* [TASK PROMPT]: Could you return all of the entries below exactly, minus the pictures?

* [STORED DATA]:
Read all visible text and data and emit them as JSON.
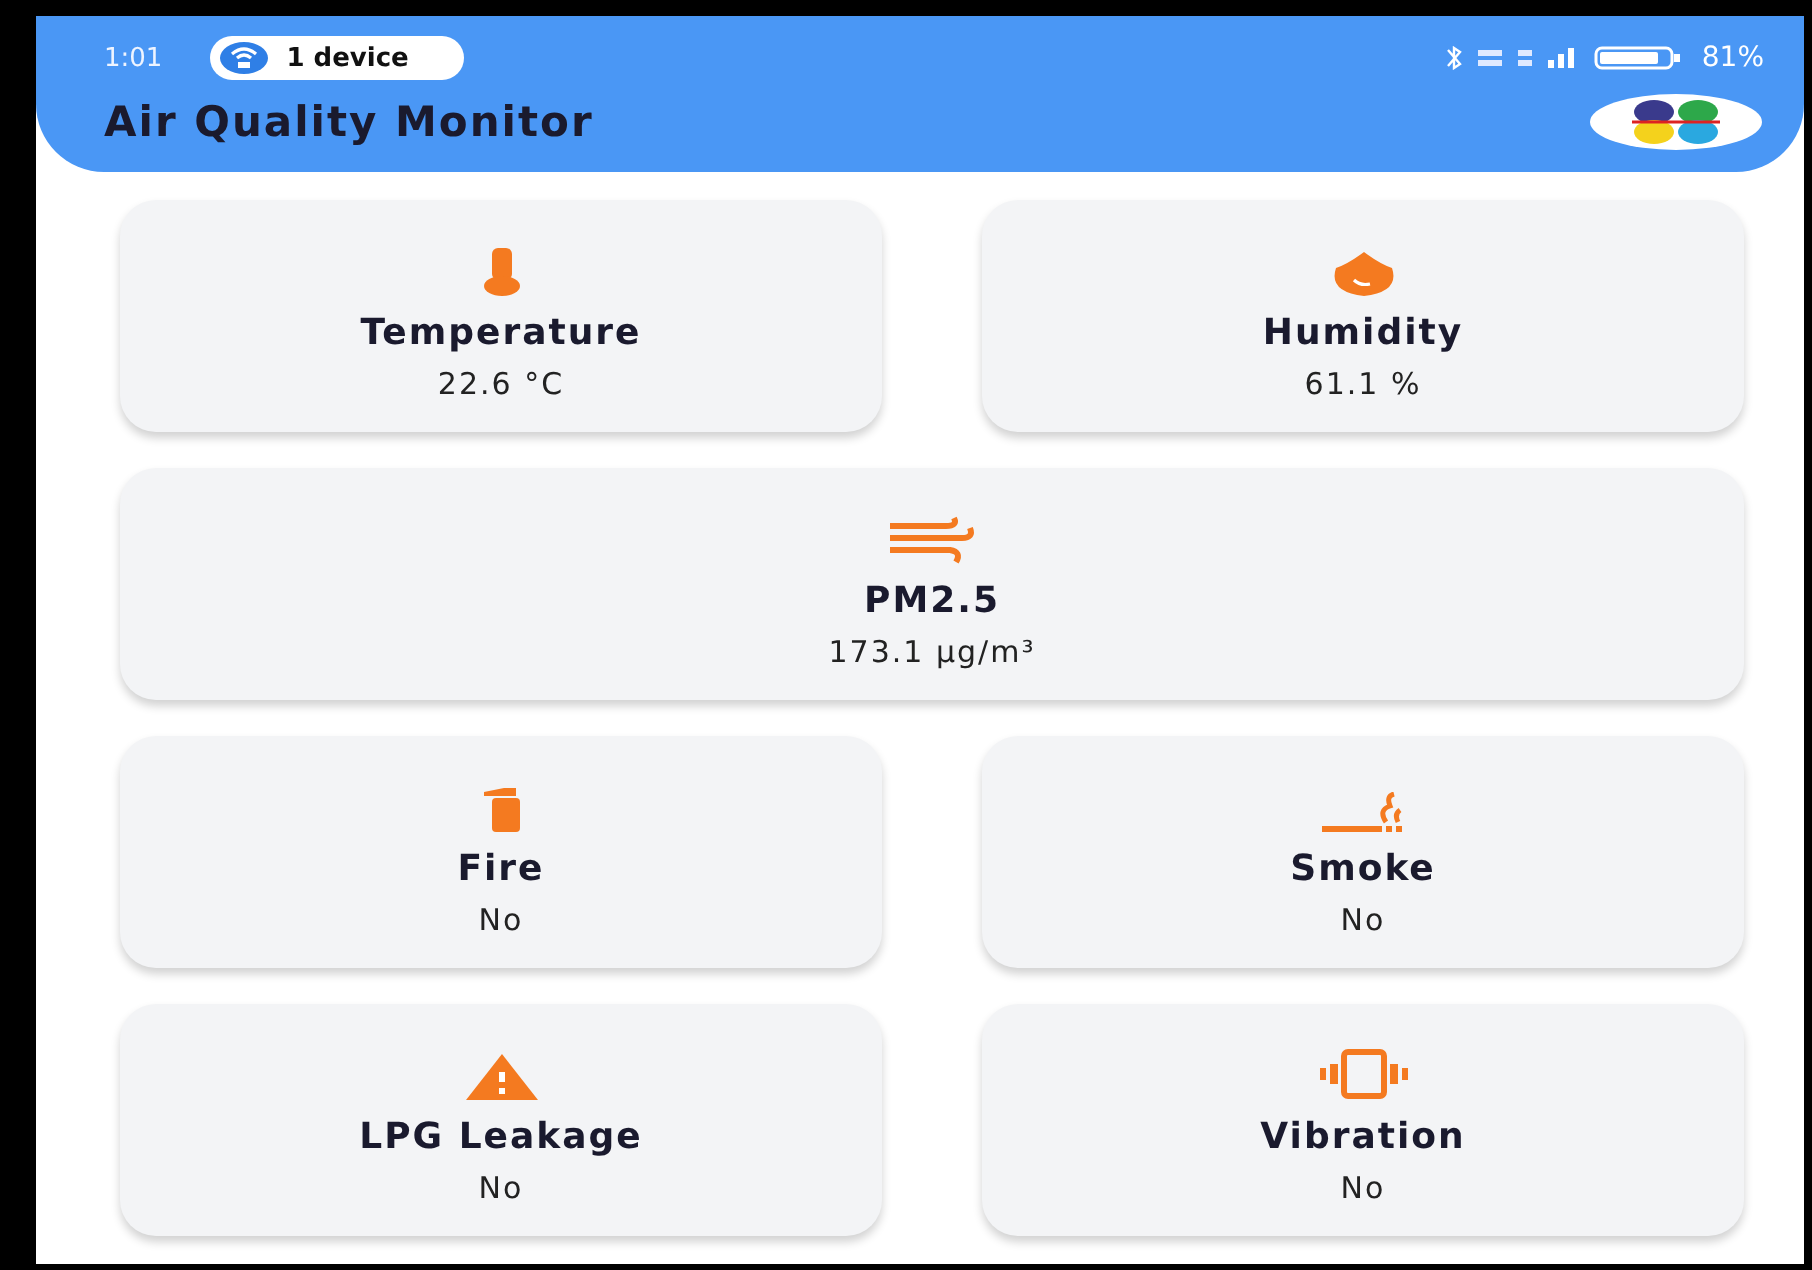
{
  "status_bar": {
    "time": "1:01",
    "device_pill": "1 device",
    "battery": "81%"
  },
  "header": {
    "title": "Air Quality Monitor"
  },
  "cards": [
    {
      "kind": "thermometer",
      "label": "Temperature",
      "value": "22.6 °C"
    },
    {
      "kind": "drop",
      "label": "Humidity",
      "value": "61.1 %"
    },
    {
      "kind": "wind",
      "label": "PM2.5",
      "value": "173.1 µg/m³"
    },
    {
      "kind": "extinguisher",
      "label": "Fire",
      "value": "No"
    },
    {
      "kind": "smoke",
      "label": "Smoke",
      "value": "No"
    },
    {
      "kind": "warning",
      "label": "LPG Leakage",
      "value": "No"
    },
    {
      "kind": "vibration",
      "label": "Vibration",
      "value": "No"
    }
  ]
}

* [ANSWER BOX]:
Read all visible text and data and emit them as JSON.
{
  "status_bar": {
    "time": "1:01",
    "device_pill": "1 device",
    "battery": "81%"
  },
  "header": {
    "title": "Air Quality Monitor"
  },
  "cards": [
    {
      "kind": "thermometer",
      "label": "Temperature",
      "value": "22.6 °C"
    },
    {
      "kind": "drop",
      "label": "Humidity",
      "value": "61.1 %"
    },
    {
      "kind": "wind",
      "label": "PM2.5",
      "value": "173.1 µg/m³"
    },
    {
      "kind": "extinguisher",
      "label": "Fire",
      "value": "No"
    },
    {
      "kind": "smoke",
      "label": "Smoke",
      "value": "No"
    },
    {
      "kind": "warning",
      "label": "LPG Leakage",
      "value": "No"
    },
    {
      "kind": "vibration",
      "label": "Vibration",
      "value": "No"
    }
  ]
}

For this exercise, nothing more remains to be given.